- April 6: Vonage Receives Temporary Stay....Mention of bankruptcy? No and pretty much a bland press release.
- April 9:...Vonage Continues to Operate as Usual Mention of bankruptcy? No but you do get this nugget from them: Vonage will continue to provide digital telephone service to existing customers indefinitely by paying into escrow a quarterly royalty of 5.5% throughout the appeals process. Separately, the District Court required Vonage to post a bond of $66 million to secure Verizon's damages judgment. Vonage is pleased that existing customers will not experience any interruption in service. The Company continues to believe it will succeed on appeal and continues to work on designing around the Verizon patents.
Now onto their SEC filing from April 17th that you can find here. I'll have the details of the filings on the post continuations because this post is getting too long, but in summary it talks about massive layoffs, bankruptcy, lack of new customers, failure to maintain a stock price to stay on the NYSE, and other horrible results.
You know why I'm so fed up with this? I've seen my PR and corporate communications co-workers put these together and it takes weeks even to just get final approvals from compliance and legal which means while they were releasing these upbeat releases they were working on this doom and gloom end states for the SEC filing. And, I wonder how much they tell their customers. Did they send out an email or call them? I'm guessing no.

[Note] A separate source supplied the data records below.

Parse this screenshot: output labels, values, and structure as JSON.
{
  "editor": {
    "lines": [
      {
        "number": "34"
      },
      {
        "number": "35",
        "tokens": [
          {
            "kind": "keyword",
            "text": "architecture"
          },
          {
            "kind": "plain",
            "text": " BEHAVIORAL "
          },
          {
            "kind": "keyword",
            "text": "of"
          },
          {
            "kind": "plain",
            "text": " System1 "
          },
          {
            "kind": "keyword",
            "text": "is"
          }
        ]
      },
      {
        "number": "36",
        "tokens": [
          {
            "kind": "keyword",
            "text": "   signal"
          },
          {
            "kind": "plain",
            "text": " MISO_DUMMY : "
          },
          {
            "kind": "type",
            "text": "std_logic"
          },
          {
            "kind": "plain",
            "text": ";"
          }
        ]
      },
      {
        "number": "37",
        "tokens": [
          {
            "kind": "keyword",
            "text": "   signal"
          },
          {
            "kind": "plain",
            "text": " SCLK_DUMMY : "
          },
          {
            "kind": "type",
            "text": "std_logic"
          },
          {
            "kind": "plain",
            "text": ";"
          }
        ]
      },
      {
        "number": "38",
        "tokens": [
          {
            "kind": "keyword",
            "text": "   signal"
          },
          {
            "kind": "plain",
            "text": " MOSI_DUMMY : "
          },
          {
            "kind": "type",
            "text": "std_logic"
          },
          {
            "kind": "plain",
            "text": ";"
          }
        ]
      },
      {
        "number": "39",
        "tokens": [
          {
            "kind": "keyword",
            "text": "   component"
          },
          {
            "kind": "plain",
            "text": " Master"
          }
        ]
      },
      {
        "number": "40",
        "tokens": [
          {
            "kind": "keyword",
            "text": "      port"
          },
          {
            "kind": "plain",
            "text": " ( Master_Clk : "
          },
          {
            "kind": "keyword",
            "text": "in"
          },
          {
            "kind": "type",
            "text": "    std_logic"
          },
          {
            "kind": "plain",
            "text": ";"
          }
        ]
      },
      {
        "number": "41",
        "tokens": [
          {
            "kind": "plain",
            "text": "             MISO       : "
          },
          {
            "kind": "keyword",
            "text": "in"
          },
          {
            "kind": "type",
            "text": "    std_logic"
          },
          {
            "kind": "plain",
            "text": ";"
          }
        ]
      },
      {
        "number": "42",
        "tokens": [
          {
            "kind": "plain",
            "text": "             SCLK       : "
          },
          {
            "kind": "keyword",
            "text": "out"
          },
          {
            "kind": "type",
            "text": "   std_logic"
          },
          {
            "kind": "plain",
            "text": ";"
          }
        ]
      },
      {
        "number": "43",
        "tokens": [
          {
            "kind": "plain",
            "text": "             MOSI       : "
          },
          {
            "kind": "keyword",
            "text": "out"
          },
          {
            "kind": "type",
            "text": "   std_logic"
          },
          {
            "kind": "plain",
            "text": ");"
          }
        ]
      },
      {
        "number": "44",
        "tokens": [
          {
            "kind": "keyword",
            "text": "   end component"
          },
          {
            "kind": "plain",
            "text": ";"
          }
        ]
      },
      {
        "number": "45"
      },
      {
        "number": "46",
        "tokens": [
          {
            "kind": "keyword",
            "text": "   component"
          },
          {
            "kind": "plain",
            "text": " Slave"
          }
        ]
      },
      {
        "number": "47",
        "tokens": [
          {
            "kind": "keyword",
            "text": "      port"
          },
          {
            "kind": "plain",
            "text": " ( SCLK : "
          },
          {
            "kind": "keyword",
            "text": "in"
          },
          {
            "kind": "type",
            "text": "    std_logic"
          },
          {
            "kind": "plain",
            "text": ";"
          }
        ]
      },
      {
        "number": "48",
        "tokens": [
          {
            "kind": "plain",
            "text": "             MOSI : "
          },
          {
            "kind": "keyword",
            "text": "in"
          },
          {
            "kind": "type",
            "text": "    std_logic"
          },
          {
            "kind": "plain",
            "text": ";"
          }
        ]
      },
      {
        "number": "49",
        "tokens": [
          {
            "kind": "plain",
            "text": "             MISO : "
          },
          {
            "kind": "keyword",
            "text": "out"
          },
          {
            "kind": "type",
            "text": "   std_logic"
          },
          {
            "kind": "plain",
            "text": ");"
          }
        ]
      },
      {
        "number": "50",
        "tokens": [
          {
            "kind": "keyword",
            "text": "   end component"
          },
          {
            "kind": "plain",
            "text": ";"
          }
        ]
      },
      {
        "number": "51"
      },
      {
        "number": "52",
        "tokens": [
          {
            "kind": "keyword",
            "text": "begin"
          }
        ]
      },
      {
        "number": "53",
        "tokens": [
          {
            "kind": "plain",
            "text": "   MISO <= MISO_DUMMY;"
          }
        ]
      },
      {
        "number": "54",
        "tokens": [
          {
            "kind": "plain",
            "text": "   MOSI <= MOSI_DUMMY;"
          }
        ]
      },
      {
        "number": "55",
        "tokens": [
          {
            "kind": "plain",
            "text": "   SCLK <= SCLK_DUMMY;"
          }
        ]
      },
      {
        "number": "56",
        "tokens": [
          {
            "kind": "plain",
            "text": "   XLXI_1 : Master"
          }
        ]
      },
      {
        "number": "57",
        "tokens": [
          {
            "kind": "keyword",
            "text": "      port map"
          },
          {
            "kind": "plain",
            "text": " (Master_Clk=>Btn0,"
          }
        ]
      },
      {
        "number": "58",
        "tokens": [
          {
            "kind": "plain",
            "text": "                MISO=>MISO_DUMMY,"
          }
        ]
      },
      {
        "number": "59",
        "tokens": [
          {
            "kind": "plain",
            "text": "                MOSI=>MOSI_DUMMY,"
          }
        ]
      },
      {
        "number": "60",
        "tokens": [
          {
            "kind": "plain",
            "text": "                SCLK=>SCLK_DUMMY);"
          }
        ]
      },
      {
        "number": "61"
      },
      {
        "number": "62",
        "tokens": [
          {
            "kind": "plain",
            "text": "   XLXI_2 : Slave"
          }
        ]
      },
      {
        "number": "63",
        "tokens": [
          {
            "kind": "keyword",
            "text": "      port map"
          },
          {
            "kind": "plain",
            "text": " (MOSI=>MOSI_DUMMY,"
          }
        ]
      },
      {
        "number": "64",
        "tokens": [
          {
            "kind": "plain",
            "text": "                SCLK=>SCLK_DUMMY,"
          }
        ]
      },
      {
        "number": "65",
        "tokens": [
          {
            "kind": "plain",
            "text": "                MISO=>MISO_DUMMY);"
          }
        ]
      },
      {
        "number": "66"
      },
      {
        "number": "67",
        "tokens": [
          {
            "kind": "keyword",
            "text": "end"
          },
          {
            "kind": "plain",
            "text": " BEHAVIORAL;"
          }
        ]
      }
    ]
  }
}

This is just more magic tricks from this joke of a company trying to get as much money out of investors and customers before they go belly up. Shameful and disgusting.
P.S. One more article from the WSJ called With Vonage, It's Risky to Follow the Leaders which talks about their insiders buying and selling Vonage. What's funny is this gem at the end of the article "InsiderScore.com research director Ben Silverman said that while insiders have been active buyers, hedge funds and institutional investors haven't been. "There has not been institutional support for the name," Mr. Silverman said. "It seems pretty rare to me that you see a stock that hated."
Vonage's doom and gloom from their SEC Filing:
in the loss of a substantial number of existing customers or prohibit the
acquisition of new customers;
- lead to an event of default under the terms of our convertible notes, which could accelerate the payment of approximately $253.6 million of principal and interest under our notes;
- cause us to accelerate expenditures to preserve existing revenues;
- cause existing or new vendors to require prepayments or letters of credit;
- cause us to lose access to key distribution channels;
- result in substantial employee layoffs or risk the permanent loss of highly-valued employees;
- materially and adversely affect our brand in the market place and cause a substantial loss of goodwill;
- cause our stock price to decline significantly or otherwise cause us to fail to meet the continued listing requirements of the New York Stock Exchange, which could result in the delisting of our common stock from the Exchange;
- materially and adversely affect our liquidity, including our ability to pay debts and other obligations as they become due; and
- lead to the bankruptcy or liquidation of the company.